Ending a recession is a complex process that involves a range of economic and policy measures. There is no one-size-fits-all solution, as the specific actions needed will depend on the underlying causes of the recession and the state of the economy. However, some of the key measures that governments and central banks can take to help end a recession include:

  1. Fiscal policy: Governments can use fiscal policy measures such as spending on infrastructure projects and targeted tax cuts to stimulate economic activity and encourage growth.
  2. Monetary policy: Central banks can use monetary policy measures such as lowering interest rates or implementing quantitative easing to stimulate lending and investment.
  3. Regulatory reform: Governments can also consider regulatory reform measures such as easing business regulations or streamlining processes to make it easier for companies to operate and grow.
  4. International cooperation: In a globalized economy, international cooperation can be key to ending a recession. Governments can work together to coordinate economic policies and support trade and investment.

It is important to note that these measures may take time to have an impact and may not be sufficient on their own to fully end a recession. It is also important to consider the potential unintended consequences of policy actions, such as inflation or asset bubbles. Ultimately, the quickest way to end a recession will depend on the specific circumstances of the economy and will require a combination of short-term measures to stimulate demand and longer-term structural reforms to increase the economy’s growth potential.

How M&A is Effected by Recessions

A recession can have a significant impact on many industries, and the specific industries that are most affected will depend on the underlying causes of the recession. However, some industries that tend to be particularly sensitive to economic downturns include:

  1. Manufacturing: Many manufacturing businesses rely on consumer spending and can suffer during a recession when people are cutting back on their purchases.
  2. Retail: Retail businesses, especially those that sell luxury or non-essential items, may also be negatively affected by a recession as consumers reduce their spending.
  3. Hospitality: The hospitality industry, including hotels, restaurants, and tourism, can also be affected by a recession as people may cut back on travel and dining out.
  4. Construction: The construction industry may also be impacted by a recession as fewer people may be able to afford to buy or build new homes.

The mergers and acquisitions (M&A) industry may also be affected by a recession, as companies may be less likely to pursue M&A activities when economic conditions are uncertain. However, some companies may also see a recession as an opportunity to acquire other businesses at a lower price, so the overall impact on the M&A industry may be mixed.

To capitalize on a recession, one option may be to look for opportunities to buy assets at a discounted price. For example, you could consider buying stocks in companies that have been negatively affected by the recession but have strong long-term prospects, or you could look for real estate or other assets that are being sold at a lower price due to the economic downturn. It may also be a good time to focus on cost-cutting measures to improve your company’s efficiency and profitability.

Learn More about Lower to Middle Markets & Acquisition Targets by reading:

Know of an opportunity? Complete this form;


Author: Waldon Fenster
Waldon Fenster is an experienced chief executive officer with a demonstrated history of working with startups to create multi-million dollar companies.

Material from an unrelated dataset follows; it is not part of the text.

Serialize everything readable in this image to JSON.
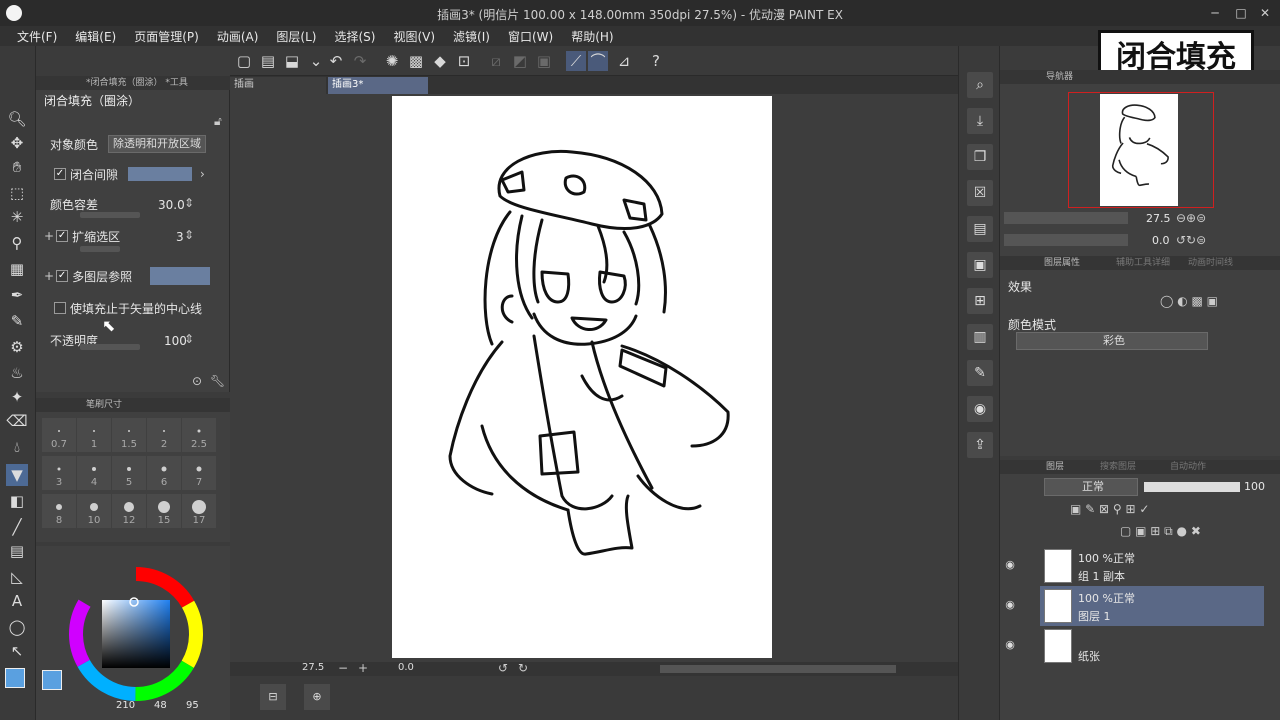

At his core Waldon is a startup expert and corporate acquisition consultant with an expertise in facilitating brand growth for businesses that want to present their company to the marketplace. Waldon has worked with thousands of companies and Fortune 100 brands to expand their business models and amplify their portfolios for immediate financial benefit. He has deep knowledge and experience in capital, strategy, sales, procurement, systems development, and start-up ventures. Currently Waldon focuses on top level work, where he can build small businesses and emerging startups from the ground up, to make them attractive to outside investments and acquisitions on a global scale. Waldon holds Bachelor Degrees in Business Management & Marketing from the University of Wyoming along with Associate degrees in Service Management, Decision Science and Finance.

Leave a Reply